[Dataset rows for apps and sites]
■ ■ ■ ■
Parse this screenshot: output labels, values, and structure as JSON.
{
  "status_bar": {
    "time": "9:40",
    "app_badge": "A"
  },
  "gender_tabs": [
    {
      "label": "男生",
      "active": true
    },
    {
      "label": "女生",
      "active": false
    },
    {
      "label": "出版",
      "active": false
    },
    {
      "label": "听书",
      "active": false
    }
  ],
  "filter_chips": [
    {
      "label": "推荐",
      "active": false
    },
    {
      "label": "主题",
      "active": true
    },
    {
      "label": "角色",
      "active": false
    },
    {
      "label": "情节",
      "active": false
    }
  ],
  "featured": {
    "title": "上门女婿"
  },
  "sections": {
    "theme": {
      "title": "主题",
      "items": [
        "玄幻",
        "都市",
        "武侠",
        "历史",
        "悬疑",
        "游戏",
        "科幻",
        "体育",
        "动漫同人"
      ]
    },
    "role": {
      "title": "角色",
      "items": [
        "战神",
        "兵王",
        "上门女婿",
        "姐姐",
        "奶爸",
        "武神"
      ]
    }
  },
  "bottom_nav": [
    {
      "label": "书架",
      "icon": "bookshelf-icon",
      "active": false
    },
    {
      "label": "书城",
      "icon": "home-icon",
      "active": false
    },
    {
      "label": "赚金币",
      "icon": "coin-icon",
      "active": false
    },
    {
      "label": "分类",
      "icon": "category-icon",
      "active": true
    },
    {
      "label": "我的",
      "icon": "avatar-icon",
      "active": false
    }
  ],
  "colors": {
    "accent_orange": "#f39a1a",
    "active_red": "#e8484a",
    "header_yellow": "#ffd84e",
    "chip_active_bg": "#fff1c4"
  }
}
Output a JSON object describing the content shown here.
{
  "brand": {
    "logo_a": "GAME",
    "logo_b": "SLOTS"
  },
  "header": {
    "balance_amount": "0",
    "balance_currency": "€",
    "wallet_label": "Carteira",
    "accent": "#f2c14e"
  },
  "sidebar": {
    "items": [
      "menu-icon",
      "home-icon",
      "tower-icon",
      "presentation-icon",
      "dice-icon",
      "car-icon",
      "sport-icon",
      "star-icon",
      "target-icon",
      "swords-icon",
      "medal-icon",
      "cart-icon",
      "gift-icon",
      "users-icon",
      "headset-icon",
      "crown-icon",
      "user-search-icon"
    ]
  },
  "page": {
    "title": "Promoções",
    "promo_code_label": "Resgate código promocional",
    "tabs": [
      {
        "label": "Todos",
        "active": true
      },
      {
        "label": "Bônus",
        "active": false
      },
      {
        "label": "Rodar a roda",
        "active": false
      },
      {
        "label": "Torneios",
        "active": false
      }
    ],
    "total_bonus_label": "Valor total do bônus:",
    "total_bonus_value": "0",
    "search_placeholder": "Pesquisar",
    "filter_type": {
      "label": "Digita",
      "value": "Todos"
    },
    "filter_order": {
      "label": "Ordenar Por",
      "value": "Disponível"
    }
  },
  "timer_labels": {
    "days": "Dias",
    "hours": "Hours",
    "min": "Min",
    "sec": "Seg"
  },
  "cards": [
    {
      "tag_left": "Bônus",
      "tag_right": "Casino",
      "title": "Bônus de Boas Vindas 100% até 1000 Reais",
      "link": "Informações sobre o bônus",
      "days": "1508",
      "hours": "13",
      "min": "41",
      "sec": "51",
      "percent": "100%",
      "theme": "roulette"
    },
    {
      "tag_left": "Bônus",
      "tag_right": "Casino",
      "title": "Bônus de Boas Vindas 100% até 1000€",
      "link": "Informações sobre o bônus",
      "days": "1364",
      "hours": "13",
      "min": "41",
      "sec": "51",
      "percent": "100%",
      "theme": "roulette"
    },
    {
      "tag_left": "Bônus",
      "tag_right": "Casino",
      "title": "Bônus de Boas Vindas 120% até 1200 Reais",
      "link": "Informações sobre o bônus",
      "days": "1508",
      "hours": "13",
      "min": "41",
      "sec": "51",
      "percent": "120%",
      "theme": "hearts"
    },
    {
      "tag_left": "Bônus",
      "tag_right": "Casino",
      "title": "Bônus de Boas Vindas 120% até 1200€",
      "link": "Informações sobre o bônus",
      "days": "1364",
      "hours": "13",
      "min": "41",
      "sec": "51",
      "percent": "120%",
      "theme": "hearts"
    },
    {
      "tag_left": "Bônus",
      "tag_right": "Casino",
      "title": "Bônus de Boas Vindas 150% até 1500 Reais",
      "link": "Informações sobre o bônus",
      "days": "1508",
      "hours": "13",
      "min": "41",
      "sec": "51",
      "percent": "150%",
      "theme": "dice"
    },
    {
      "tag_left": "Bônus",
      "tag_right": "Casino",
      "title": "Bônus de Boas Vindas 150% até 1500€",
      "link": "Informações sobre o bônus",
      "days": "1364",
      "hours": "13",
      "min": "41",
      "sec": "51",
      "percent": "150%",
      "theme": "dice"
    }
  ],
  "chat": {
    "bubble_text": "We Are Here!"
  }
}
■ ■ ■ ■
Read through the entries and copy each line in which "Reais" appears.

_WORKED SOLUTION_.
      "title": "Bônus de Boas Vindas 100% até 1000 Reais",
      "title": "Bônus de Boas Vindas 120% até 1200 Reais",
      "title": "Bônus de Boas Vindas 150% até 1500 Reais",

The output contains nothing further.